Stach agrees that cross-river connections and last-mile connections at the ferry landing for bike shares or car shares encourage visitors. “Once in Haverstraw it’s a short ride to Bear Mountain, Hi Tor and Harriman State Parks. Crossing the ferry to Ossining is then a train ride to Yankee Stadium for a baseball game.”

DRI Round 4 winner Peekskill received grants last spring for 12 projects, among them relocating the Boys & Girls Club of Northern Westchester, implementing public Wi-Fi and low-cost internet service, as well as wayfinding signage to mark and brand its history and culture, and the reconstruction of Fleischman Pier for improvements to Charles Point Park.

“Arts are a big part of Peekskill,” City Manager Andy Stewart, PhD emphasizes. He adds that “both arts projects — renovating the Paramount Hudson Valley Theater and public art linking downtown to the riverfront — involved private, not city, applications.”

The city awaits funding contracts for most of its DRI projects with the exception of the Downtown Revitalization Fund, a grant program for business capital projects. “[We have] been working with the NYS Homes and Community Renewal, the agency to which this contract has been assigned, to develop the administrative plan for this new grant program and are searching for a consultant to manage the grant program.”

Recent support through the NYS Consolidated Funding Application complements DRI-approved funding for a new pier that would enable large boats to dock there. Pier construction will begin this year.

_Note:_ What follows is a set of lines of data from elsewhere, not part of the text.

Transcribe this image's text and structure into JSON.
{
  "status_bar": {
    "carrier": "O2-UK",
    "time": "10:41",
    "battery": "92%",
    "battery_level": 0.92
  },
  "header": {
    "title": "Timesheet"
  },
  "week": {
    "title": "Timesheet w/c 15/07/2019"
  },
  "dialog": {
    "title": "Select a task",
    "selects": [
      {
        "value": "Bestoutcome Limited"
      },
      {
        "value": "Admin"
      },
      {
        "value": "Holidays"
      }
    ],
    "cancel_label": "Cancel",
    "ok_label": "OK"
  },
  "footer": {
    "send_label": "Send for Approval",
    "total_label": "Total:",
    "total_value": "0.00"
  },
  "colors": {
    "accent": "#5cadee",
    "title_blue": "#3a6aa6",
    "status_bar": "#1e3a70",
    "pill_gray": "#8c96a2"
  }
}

Strategic Investment Plans for Ossining and Haverstraw are due by summer; the state will select projects to be funded this fall.

Dancers from the Ossining-based Westchester Dance Artists (photo courtesy of Westchester Dance Artists)
Ossining musician KJ Denhert (photo credit: Kyra Kverno Photography, courtesy of the artist)












A version of this article first appeared in the February 2022 issue of ArtsNews, ArtsWestchester’s monthly publication. ArtsNews is distributed throughout Westchester County. A digital copy is also available at​​​​